WORK INSTRUCTION
Please give every record below again exactly, and keep the pictures out.

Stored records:

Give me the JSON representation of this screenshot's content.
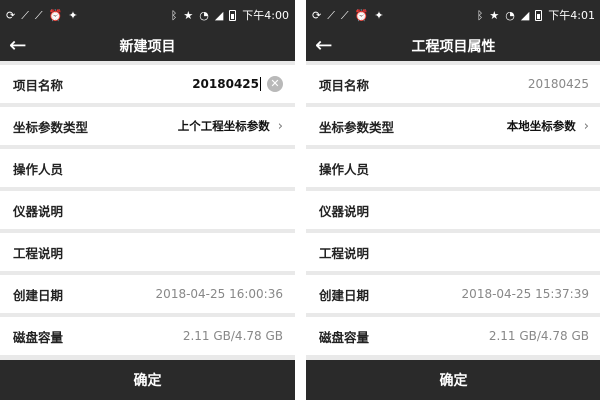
{
  "left": {
    "status": {
      "time": "下午4:00"
    },
    "title": "新建项目",
    "rows": [
      {
        "label": "项目名称",
        "value": "20180425"
      },
      {
        "label": "坐标参数类型",
        "value": "上个工程坐标参数"
      },
      {
        "label": "操作人员",
        "value": ""
      },
      {
        "label": "仪器说明",
        "value": ""
      },
      {
        "label": "工程说明",
        "value": ""
      },
      {
        "label": "创建日期",
        "value": "2018-04-25 16:00:36"
      },
      {
        "label": "磁盘容量",
        "value": "2.11 GB/4.78 GB"
      }
    ],
    "confirm": "确定"
  },
  "right": {
    "status": {
      "time": "下午4:01"
    },
    "title": "工程项目属性",
    "rows": [
      {
        "label": "项目名称",
        "value": "20180425"
      },
      {
        "label": "坐标参数类型",
        "value": "本地坐标参数"
      },
      {
        "label": "操作人员",
        "value": ""
      },
      {
        "label": "仪器说明",
        "value": ""
      },
      {
        "label": "工程说明",
        "value": ""
      },
      {
        "label": "创建日期",
        "value": "2018-04-25 15:37:39"
      },
      {
        "label": "磁盘容量",
        "value": "2.11 GB/4.78 GB"
      }
    ],
    "confirm": "确定"
  },
  "icons": {
    "status_left": [
      "sync-icon",
      "silent-icon",
      "mute-icon",
      "alarm-icon",
      "android-icon"
    ],
    "status_right": [
      "bluetooth-icon",
      "star-icon",
      "wifi-icon",
      "signal-icon",
      "battery-icon"
    ],
    "back": "back-arrow-icon",
    "clear": "clear-icon",
    "chevron": "chevron-right-icon"
  },
  "colors": {
    "bar": "#2a2a2a",
    "background": "#e9e9e9",
    "row": "#ffffff"
  }
}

RESULT
Give me the JSON representation of this screenshot's content.
{
  "left": {
    "status": {
      "time": "下午4:00"
    },
    "title": "新建项目",
    "rows": [
      {
        "label": "项目名称",
        "value": "20180425"
      },
      {
        "label": "坐标参数类型",
        "value": "上个工程坐标参数"
      },
      {
        "label": "操作人员",
        "value": ""
      },
      {
        "label": "仪器说明",
        "value": ""
      },
      {
        "label": "工程说明",
        "value": ""
      },
      {
        "label": "创建日期",
        "value": "2018-04-25 16:00:36"
      },
      {
        "label": "磁盘容量",
        "value": "2.11 GB/4.78 GB"
      }
    ],
    "confirm": "确定"
  },
  "right": {
    "status": {
      "time": "下午4:01"
    },
    "title": "工程项目属性",
    "rows": [
      {
        "label": "项目名称",
        "value": "20180425"
      },
      {
        "label": "坐标参数类型",
        "value": "本地坐标参数"
      },
      {
        "label": "操作人员",
        "value": ""
      },
      {
        "label": "仪器说明",
        "value": ""
      },
      {
        "label": "工程说明",
        "value": ""
      },
      {
        "label": "创建日期",
        "value": "2018-04-25 15:37:39"
      },
      {
        "label": "磁盘容量",
        "value": "2.11 GB/4.78 GB"
      }
    ],
    "confirm": "确定"
  },
  "icons": {
    "status_left": [
      "sync-icon",
      "silent-icon",
      "mute-icon",
      "alarm-icon",
      "android-icon"
    ],
    "status_right": [
      "bluetooth-icon",
      "star-icon",
      "wifi-icon",
      "signal-icon",
      "battery-icon"
    ],
    "back": "back-arrow-icon",
    "clear": "clear-icon",
    "chevron": "chevron-right-icon"
  },
  "colors": {
    "bar": "#2a2a2a",
    "background": "#e9e9e9",
    "row": "#ffffff"
  }
}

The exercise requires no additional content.